The goal of each Seminar is to encourage students to think critically and learn about a topic from a variety of perspectives. The class is taught by a dynamic professor who is knowledgeable and passionate about the subject being presented.
The topic, format, instructor, and time of the Honors Seminar change every semester. Past examples of Honors Seminars offered include:
- The Biology of Cancer – Taught by Russ Dunn, this course invited students to examine how cancer develops,
what causes it, and how various treatment options work from a biological perspective.
- Sustainable Energy: Alternatives for the Future – Taught by Mark Aronson, this course encouraged students to consider the various
types of energy alternatives, such as wind power, solar power, and bio-diesel fuel.
Students also calculated their own carbon footprints and made bio-diesel fuel.
- Diversity and Disability through Autobiographical Literature – In this class, taught by Jan Weis, students read various autobiographical accounts
of people with disabilities in order to explore the different issues faced within
that community. Disabilities examined include paraplegia, Asperger’s syndrome, blindness,
and deafness. The class also featured guest speakers who shared their own experiences
and how they have been affected by the Americans with Disabilities Act.
- Growing Up Midwestern – In this class, taught by Bill Roba, students read works of local authors in order
to explore the values, heritage, and experiences of people raised within the Midwestern
- Violence in Schools: The Lost Students – Taught by Dr. Lori Matthew, this class examined different incidences of violence
in schools, such as the tragedies at Columbine, Virginia Tech, and the University
of Northern Illinois. From and educational and psychological perspective, students

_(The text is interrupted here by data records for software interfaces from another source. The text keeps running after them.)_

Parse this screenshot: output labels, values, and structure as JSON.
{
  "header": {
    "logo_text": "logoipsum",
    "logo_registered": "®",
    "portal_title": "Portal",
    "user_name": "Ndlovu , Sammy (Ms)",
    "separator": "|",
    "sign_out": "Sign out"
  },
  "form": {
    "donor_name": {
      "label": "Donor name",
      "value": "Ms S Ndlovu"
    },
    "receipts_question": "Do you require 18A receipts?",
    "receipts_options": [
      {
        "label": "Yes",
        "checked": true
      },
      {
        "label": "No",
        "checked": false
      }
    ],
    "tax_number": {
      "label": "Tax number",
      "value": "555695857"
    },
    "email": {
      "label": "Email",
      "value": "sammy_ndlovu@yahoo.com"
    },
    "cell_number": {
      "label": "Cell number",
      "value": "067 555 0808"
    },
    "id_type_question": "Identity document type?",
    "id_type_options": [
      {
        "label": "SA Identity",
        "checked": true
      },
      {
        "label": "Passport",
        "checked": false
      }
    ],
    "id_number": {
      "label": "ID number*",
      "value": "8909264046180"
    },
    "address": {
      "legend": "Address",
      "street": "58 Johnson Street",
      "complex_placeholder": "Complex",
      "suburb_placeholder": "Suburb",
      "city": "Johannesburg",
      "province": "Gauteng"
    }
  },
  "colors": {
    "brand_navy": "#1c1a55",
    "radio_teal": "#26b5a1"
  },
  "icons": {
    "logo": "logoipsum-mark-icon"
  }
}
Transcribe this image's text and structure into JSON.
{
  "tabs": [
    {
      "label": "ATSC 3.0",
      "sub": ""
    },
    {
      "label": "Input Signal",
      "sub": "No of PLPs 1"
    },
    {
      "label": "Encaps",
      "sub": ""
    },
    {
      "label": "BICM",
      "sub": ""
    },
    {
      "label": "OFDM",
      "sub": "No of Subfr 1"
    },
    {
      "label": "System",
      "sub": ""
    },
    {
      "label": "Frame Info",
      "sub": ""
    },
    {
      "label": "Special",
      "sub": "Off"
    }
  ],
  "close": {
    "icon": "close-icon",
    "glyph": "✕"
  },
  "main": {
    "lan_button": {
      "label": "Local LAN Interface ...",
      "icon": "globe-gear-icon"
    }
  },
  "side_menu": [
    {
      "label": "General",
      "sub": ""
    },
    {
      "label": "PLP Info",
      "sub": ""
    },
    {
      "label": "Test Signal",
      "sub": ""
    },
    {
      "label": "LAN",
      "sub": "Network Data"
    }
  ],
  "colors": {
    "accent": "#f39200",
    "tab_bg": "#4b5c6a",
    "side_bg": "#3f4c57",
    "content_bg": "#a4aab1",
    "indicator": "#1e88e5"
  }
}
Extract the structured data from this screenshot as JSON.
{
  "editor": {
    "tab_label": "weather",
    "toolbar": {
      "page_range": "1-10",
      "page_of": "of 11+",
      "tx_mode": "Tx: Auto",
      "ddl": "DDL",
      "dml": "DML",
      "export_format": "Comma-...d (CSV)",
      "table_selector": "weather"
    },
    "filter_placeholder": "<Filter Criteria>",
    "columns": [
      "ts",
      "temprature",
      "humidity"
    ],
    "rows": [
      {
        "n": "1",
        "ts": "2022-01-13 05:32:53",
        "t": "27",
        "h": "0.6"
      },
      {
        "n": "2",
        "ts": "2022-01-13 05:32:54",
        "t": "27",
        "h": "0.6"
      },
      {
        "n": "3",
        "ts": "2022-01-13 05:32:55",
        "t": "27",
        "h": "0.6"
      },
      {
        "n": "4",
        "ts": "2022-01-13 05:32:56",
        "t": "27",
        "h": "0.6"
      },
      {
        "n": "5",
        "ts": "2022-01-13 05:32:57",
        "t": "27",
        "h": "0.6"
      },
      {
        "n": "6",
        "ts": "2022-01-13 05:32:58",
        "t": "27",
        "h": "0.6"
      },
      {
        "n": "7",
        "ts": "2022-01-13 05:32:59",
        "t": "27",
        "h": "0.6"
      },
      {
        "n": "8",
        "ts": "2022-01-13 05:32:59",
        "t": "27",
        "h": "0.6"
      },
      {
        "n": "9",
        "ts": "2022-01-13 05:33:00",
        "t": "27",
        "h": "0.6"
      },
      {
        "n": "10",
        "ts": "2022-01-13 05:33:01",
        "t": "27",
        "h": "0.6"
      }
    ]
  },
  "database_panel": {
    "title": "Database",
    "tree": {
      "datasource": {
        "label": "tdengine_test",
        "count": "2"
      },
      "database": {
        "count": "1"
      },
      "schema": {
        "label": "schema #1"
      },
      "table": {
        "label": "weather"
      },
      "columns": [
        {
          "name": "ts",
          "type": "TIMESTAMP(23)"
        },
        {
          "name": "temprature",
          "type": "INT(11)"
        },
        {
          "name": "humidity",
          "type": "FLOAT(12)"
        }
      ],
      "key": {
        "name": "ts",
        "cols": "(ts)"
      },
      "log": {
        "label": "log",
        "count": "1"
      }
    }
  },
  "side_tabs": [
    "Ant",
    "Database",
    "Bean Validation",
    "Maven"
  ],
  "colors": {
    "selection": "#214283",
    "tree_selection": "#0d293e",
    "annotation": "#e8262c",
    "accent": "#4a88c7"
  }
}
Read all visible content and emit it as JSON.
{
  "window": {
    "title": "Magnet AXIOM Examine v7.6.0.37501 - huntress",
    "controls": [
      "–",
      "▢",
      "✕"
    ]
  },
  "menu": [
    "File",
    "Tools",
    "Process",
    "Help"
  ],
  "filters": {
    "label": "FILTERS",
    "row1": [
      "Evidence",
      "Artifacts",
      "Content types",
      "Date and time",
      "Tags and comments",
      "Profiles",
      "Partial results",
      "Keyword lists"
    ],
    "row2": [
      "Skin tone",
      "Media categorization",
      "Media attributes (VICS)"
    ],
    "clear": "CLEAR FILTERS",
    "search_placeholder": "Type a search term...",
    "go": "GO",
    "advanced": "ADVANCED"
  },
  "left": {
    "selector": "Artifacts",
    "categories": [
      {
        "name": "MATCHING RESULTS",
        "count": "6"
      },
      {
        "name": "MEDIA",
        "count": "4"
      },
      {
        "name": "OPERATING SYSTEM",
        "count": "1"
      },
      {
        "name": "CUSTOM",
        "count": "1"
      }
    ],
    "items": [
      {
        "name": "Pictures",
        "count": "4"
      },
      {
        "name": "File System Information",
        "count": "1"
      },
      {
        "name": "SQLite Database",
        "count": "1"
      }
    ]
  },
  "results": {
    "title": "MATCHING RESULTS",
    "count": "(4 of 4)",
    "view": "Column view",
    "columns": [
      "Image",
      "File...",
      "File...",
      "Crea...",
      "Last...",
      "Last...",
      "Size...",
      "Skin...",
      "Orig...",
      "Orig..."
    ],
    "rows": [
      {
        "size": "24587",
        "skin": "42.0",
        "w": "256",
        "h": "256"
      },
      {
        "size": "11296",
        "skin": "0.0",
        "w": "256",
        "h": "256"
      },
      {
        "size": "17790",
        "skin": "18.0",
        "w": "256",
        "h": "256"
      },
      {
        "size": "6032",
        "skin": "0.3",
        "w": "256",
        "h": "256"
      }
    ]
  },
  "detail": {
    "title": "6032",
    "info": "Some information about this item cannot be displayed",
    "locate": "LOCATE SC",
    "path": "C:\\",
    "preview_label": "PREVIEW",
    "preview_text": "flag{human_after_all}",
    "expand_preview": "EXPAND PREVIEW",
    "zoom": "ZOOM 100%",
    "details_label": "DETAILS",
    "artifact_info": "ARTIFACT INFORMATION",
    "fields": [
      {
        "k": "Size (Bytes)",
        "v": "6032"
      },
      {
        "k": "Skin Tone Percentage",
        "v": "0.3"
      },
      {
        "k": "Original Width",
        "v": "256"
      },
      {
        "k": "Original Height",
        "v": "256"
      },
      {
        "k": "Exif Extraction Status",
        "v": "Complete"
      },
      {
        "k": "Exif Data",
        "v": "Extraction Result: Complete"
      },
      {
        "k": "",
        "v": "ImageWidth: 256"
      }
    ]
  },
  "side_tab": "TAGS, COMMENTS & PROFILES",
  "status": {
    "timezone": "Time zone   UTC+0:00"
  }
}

considered the potential causes of such incidences, and they also evaluated the repercussions
of such acts and possible solutions for preventing violence.